The Red Convertible: Selected and New Stories, 1978-2008 Horror Book Review
Featured Book Review: Darkbound
Darkbound is an amazing book. Michaelbrent Collings outdid himself with this book. It is not at all what I thought it would be. I took three nights to finish this book because I stayed up way past my bedtime. Darkbound was so suspenseful that I just kept on reading to…
Horror books Review
This unique volume brings together for the first time three decades of short stories by one of the most innovative and exciting writers of our day. A master of the genre, Louise Erdrich has selected these pieces—thirty works that first appeared in magazines as well as six unpublished stories—from among a much larger oeuvre. She has ordered them chronologically but also by theme and voice.
Erdrich is a fearless and inventive writer. In her fictional world, the mystical can emerge from the everyday, the comic turn suddenly tragic, and violence and beauty inhabit a single emotional landscape. Each character in these stories is full of surprises, and the twists and leaps of Erdrich’s imagination are made all the more meaningful by the deeper truth of human feeling that underlies them.
In “Saint Marie,” the ardent longing that propels a fourteen-year-old Indian girl up the hill to the Sacred Heart Convent and into a life-and-death struggle with the diabolical Sister Leopolda fuels a story of breathtaking power and originality. “Knives” tells of a homely butcher’s assistant, a devoted reader of love stories, who falls for a good-looking predator, a traveling salesman, with devastating consequences for each of them. “Le Mooz” evokes the stinging flames of passion in old age—“Margaret had exhausted three husbands, and Nanapush had outlived his six wives”—with unexpected humor that turns suddenly bittersweet at the story’s close. A passion for music in “Naked Woman Playing Chopin” proves more powerful than any experience of carnal or spiritual love; indeed, when Agnes DeWitt removes her clothing to enter the music of a particular composer, she sweeps all before her and transcends mortality and time itself.

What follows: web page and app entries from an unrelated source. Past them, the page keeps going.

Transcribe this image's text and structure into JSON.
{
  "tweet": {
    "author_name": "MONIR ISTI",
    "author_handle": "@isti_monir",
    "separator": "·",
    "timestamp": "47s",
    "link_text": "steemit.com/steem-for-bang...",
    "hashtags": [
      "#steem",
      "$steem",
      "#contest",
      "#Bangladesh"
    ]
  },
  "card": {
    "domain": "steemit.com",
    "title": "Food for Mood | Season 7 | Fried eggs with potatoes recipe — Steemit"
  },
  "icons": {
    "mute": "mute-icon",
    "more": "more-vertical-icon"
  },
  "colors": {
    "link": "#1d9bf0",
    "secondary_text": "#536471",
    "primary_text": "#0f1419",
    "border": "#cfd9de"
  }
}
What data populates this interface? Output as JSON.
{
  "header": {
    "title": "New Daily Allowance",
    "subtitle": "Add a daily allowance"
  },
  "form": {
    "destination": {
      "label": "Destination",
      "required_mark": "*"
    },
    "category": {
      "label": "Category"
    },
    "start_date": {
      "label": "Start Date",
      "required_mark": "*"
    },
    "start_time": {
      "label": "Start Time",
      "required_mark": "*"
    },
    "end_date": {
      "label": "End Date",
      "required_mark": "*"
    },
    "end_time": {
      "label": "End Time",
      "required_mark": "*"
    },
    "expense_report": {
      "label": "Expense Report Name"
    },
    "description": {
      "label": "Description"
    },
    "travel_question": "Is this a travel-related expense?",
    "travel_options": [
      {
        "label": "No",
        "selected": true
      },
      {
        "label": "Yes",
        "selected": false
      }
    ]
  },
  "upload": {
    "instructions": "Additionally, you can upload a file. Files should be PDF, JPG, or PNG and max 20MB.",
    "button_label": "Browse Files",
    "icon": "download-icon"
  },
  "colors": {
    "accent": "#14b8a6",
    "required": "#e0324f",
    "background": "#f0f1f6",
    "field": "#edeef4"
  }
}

In The Red Convertible, readers can follow the evolution of narrative styles, the shifts and metamorphoses in Erdrich’s fiction, over the past thirty years. These stories, spellbinding in their boldness and beauty, are a stunning literary achievement.